## EXERCISE:
Identify and pull out each line of the entries in which "facebook" occurs.

PROVIDED RECORDS: Begin

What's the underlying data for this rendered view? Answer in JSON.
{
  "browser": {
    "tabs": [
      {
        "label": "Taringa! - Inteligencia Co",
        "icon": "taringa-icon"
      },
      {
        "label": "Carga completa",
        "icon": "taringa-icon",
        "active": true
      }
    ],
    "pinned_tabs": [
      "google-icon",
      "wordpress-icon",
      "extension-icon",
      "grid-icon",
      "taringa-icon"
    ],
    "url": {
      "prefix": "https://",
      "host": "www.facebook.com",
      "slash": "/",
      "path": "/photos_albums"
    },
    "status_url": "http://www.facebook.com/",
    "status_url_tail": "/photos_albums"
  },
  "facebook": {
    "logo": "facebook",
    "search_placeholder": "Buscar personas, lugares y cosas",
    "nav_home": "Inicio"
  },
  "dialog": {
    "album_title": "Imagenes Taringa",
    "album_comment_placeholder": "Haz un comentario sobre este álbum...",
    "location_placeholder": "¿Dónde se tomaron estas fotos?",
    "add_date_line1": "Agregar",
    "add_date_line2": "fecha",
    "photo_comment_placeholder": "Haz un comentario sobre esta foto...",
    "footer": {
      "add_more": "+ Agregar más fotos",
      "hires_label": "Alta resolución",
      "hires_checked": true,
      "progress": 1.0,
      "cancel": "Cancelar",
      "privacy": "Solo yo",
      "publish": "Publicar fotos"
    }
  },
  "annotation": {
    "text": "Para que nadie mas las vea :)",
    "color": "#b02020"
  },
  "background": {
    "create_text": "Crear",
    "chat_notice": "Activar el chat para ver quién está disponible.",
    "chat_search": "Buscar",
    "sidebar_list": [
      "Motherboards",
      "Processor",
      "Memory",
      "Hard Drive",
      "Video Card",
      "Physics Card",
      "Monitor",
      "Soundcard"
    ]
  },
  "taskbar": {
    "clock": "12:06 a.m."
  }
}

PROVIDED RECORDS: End
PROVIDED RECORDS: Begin

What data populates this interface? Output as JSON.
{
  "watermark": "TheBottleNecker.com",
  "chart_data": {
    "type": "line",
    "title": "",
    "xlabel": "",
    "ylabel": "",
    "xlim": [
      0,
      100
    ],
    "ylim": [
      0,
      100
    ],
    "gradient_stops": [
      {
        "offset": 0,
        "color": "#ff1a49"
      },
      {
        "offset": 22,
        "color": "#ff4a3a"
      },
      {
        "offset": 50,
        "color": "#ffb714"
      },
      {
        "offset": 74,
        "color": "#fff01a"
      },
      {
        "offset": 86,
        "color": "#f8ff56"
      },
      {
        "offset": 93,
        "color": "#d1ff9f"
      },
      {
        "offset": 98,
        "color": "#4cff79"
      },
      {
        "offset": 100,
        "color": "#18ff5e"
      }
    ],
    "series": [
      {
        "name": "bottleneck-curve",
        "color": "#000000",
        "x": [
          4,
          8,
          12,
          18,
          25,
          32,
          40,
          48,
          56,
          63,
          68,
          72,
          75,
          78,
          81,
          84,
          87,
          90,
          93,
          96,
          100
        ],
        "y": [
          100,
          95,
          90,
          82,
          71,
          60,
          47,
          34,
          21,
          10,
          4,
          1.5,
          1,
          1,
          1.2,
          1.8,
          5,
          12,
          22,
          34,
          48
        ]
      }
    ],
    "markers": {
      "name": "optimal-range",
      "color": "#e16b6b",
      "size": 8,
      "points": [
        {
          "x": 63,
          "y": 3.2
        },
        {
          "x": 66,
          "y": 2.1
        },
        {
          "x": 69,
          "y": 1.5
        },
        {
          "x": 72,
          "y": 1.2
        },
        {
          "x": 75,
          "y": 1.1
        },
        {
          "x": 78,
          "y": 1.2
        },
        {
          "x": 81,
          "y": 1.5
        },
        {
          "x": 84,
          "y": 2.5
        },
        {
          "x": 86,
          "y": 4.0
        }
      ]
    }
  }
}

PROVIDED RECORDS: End

## FINAL ANSWER:
      "host": "www.facebook.com",
    "status_url": "http://www.facebook.com/",
  "facebook": {
    "logo": "facebook",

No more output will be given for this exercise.